One of the ways I upcycle old, worn garments is to dye them. Stained, stretched-out beaters, ratty petticoats, and once-white tuxedo shirts with dingy collars enshroud themselves in new life when dropped into a steaming bucket of color. As my best friend is a pedigreed textiles artist, I've spent many a night in a professional dye lab, using bromine and other harsh chemicals to deposit tint onto wool, but I feel that the most satisfying way to dye fabric is to use what is essentially garbage. I speak of items you're probably going to toss or compost anyway, like yellow onion skins, beet tops, yesterday's Earl Grey bag, or that rusting tin of turmeric you bought eons ago for Indian cooking (but instead forgot in the back of the cabinet). Natural dye has been used to color fabric for 4,500 years, and was even popular amongst German soldiers in World War II due to broken trade routes.1
The basic alchemy for kitchen dyeing is as follows. You'll need one or more of the previously mentioned food items (I save lots of onion skins or old tea bags in Tupperware as I use them), a big pot that's heat-safe, water, a stirring implement, a stove, and a light-colored garment for modification. Starting with something about which you're not obsessively passionate, like a handkerchief or an old undershirt, can be an excellent failsafe if you're concerned about making a mistake (though I thoroughly encourage "mistakes"–that's how you get the coolest clothes!). You will also want to stick with garments that are mostly of natural fibers like wool or cotton–synthetics don't always take too kindly to natural dye.
It's important to rinse out your fabric prior to dyeing in order to release dirt particles hanging in the fibers, and to help open their cuticle. I always run my clothing items through a hot bath with a concentrated detergent called Synthrapol (Dharma Trading also makes a Professional Textile Detergent that is more earth-friendly, but I haven't tried it yet). Synthrapol or its ilk is important if you want an even and consistent color, and best of all: it's super inexpensive, and you only need a capful to do a small tub/sink of clothes.
Some naturally brilliant vegetables like beets stain your hands and the Formica, but oddly enough, won't leave much color on fabric without a mordant. A mordant essentially opens up the fabric and allows the dye to cut into the fibers, giving it permanence. If you decide you want to use beet bits to make dye, you'll likely want to stick with wool fabric of a light color, and you'll need to soak the cloth in a mixture of half vinegar, half water before tossing it in the dye bath.
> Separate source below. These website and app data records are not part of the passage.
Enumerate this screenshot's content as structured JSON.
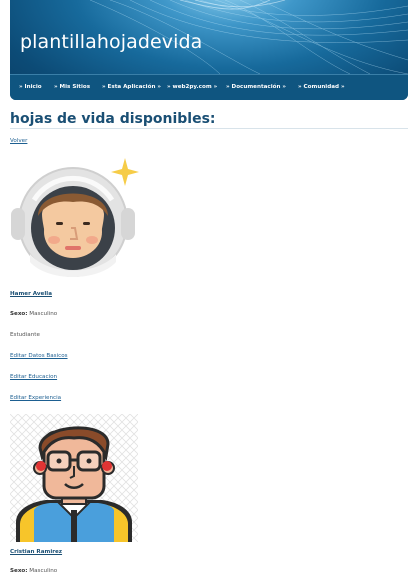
{
  "header": {
    "site_title": "plantillahojadevida",
    "nav": [
      {
        "label": "» Inicio"
      },
      {
        "label": "» Mis Sitios"
      },
      {
        "label": "» Esta Aplicación »"
      },
      {
        "label": "» web2py.com »"
      },
      {
        "label": "» Documentación »"
      },
      {
        "label": "» Comunidad »"
      }
    ]
  },
  "main": {
    "heading": "hojas de vida disponibles:",
    "back_link": "Volver",
    "profiles": [
      {
        "name": "Hamer Avella",
        "sexo_label": "Sexo:",
        "sexo_value": "Masculino",
        "role": "Estudiante",
        "actions": {
          "datos": "Editar Datos Basicos",
          "educacion": "Editar Educacion",
          "experiencia": "Editar Experiencia"
        }
      },
      {
        "name": "Cristian Ramirez",
        "sexo_label": "Sexo:",
        "sexo_value": "Masculino"
      }
    ]
  },
  "colors": {
    "header_blue": "#0c4b76",
    "navbar_blue": "#0f5580",
    "link_blue": "#1d5f91",
    "heading_blue": "#1a4f74"
  }
}
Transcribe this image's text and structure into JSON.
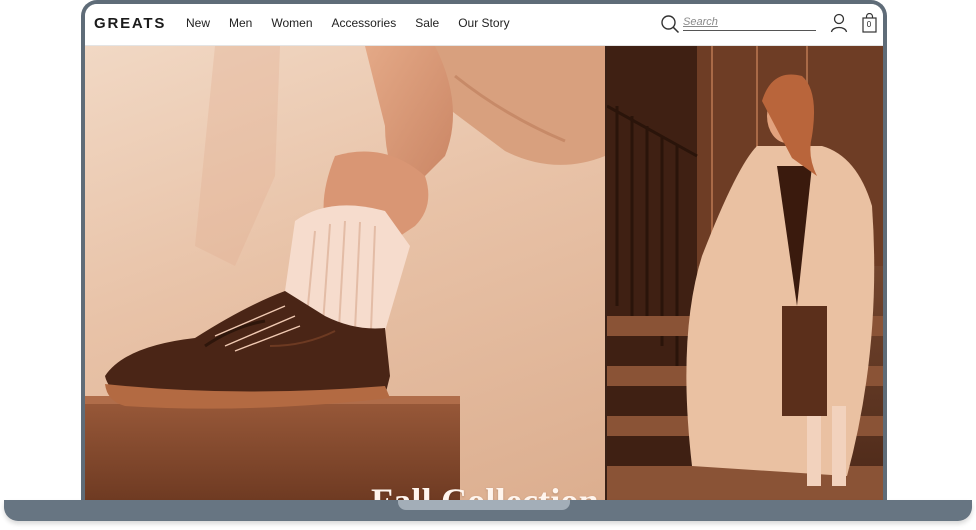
{
  "brand": {
    "logo": "GREATS"
  },
  "nav": {
    "items": [
      "New",
      "Men",
      "Women",
      "Accessories",
      "Sale",
      "Our Story"
    ]
  },
  "search": {
    "placeholder": "Search",
    "value": ""
  },
  "cart": {
    "count": "0"
  },
  "hero": {
    "headline": "Fall Collection"
  },
  "icons": {
    "search": "search-icon",
    "account": "user-icon",
    "cart": "shopping-bag-icon"
  },
  "colors": {
    "hero_tone": "#e8c2a7",
    "headline": "#fff5ee",
    "frame": "#5f6c78"
  }
}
After rinsing our your clothing items, prepare your pot on the stove with enough water to cover your fabric. Begin to raise its temperature, and then add your onion skins/turmeric/old tea leaves/etc. Obviously, the more skins/spices/tea/etc. you toss in, the more brilliant the color, and don't fear mixing items. After the water heats, toss in your garment and agitate with your stirring implement so that the fabric gets evenly covered. You'll want to bring the temperature up to just under a boil, and let the fabric simmer for an hour, watching it carefully and poking at it from time to time to make sure the stain is consistent. The, shut off the heat, and let the garment cool in the pot overnight (I find that this really helps the fabric inhale any color remaining in the pot).
Rinse the clothes out the next morning in cold water (it helps set the color), brushing off any spice residue or stray tea leaves. Hang dry, and iron if you see fit.
You can try experimenting with gradated dip-dyeing techniques, tie-dye, or shibori. I just love the sepia tone that old tea leaves give to my once snow-white cotton corset, and the gorgeous monk-friendly shade of saffron that onions and turmeric lend to my hand-made tattery muslin collar.
If you have any tips regarding natural dyeing, do leave them in the comments! Thank you.
1 Info obtained from The Ecologist.